Start of THE RECORDS

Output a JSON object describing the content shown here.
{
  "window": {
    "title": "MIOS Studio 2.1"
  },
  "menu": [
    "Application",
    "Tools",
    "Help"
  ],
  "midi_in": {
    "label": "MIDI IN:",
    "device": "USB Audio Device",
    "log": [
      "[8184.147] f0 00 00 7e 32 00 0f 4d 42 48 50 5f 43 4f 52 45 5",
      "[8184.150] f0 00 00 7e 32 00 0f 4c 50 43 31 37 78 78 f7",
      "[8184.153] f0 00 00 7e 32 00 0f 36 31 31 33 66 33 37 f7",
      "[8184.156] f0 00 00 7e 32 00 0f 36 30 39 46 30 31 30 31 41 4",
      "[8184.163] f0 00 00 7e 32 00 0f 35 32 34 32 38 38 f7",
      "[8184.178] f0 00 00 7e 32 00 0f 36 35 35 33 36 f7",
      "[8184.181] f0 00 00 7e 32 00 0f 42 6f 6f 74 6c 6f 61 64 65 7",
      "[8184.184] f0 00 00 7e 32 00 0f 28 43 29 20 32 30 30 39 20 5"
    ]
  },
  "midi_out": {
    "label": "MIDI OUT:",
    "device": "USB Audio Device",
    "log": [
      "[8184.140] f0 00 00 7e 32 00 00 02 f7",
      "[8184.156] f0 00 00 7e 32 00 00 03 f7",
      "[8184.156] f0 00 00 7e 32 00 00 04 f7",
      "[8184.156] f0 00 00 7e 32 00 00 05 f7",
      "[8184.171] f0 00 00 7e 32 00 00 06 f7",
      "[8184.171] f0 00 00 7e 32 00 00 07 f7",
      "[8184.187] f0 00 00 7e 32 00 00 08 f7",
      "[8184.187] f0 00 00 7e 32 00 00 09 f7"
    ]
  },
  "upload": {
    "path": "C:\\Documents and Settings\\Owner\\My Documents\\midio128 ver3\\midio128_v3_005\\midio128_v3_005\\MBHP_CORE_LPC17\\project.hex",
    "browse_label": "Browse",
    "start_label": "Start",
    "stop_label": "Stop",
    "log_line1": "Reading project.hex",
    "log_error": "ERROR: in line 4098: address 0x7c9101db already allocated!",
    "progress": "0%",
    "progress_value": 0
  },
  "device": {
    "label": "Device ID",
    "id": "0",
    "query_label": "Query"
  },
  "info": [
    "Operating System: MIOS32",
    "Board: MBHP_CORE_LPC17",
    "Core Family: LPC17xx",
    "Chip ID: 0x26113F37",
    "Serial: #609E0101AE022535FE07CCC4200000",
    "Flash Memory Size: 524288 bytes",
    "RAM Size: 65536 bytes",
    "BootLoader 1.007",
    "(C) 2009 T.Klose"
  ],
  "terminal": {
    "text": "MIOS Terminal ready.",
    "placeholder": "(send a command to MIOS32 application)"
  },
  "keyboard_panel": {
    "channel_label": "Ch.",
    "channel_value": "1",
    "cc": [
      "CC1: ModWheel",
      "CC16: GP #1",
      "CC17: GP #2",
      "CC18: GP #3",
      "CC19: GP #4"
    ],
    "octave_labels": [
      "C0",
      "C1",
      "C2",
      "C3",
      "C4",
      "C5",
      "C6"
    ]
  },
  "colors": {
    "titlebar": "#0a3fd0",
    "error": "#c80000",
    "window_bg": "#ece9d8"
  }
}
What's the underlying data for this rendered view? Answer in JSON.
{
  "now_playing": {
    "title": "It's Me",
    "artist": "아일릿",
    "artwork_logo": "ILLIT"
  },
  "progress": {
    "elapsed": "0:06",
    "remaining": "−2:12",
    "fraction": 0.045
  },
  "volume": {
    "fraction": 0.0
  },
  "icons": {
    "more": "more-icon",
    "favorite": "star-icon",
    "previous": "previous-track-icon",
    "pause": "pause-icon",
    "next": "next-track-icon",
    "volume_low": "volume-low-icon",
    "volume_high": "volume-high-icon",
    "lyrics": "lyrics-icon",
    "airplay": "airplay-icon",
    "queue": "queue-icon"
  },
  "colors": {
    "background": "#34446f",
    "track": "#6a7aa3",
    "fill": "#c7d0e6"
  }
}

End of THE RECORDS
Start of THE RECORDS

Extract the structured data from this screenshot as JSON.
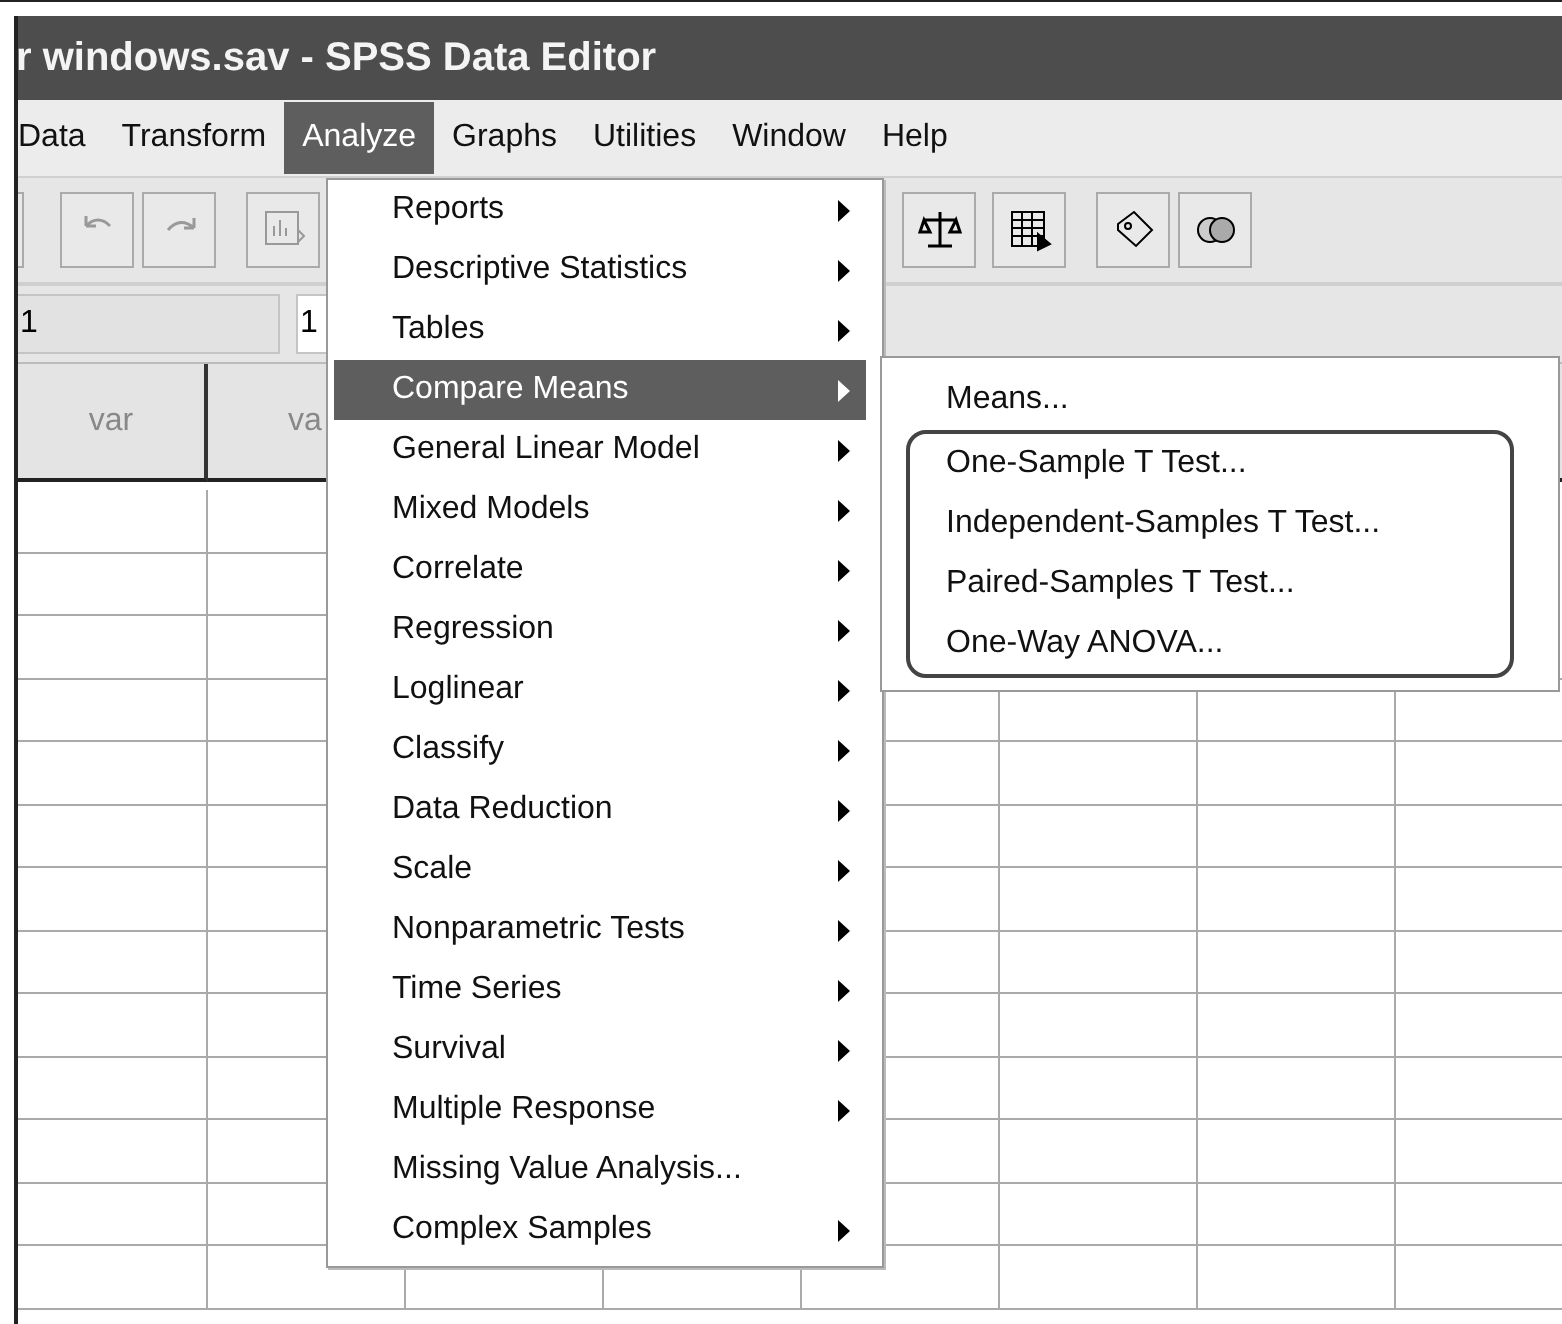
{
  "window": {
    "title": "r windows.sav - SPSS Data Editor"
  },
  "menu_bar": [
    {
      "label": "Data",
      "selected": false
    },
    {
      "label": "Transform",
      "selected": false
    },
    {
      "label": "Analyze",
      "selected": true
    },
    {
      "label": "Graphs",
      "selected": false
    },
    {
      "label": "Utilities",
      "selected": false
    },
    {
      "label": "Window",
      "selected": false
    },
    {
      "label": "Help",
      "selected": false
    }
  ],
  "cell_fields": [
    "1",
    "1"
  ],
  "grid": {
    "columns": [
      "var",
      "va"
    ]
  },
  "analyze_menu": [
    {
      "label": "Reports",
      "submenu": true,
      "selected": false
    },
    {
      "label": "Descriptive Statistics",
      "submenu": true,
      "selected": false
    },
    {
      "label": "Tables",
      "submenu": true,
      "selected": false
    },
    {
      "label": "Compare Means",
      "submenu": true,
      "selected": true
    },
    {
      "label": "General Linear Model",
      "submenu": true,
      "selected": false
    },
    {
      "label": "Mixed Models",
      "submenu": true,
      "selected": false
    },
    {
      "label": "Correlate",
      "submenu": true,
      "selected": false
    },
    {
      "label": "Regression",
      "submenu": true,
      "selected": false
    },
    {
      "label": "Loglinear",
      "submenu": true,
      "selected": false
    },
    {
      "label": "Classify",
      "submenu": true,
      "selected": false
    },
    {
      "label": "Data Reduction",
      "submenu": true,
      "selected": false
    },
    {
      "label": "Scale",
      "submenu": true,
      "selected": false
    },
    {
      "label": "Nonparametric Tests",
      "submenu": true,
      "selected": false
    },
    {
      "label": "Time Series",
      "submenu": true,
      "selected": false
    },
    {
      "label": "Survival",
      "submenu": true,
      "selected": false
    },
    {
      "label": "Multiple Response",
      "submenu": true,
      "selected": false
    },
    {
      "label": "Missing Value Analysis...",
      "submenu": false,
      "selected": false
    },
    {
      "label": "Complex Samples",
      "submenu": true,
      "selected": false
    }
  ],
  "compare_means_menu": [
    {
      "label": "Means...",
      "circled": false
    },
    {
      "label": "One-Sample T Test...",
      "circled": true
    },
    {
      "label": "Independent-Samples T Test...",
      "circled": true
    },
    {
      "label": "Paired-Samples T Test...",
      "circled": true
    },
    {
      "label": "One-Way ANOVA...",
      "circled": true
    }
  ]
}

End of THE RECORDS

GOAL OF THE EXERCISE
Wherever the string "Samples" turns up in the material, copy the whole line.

RESPONSE BOX
      "label": "Complex Samples",
      "label": "Independent-Samples T Test...",
      "label": "Paired-Samples T Test...",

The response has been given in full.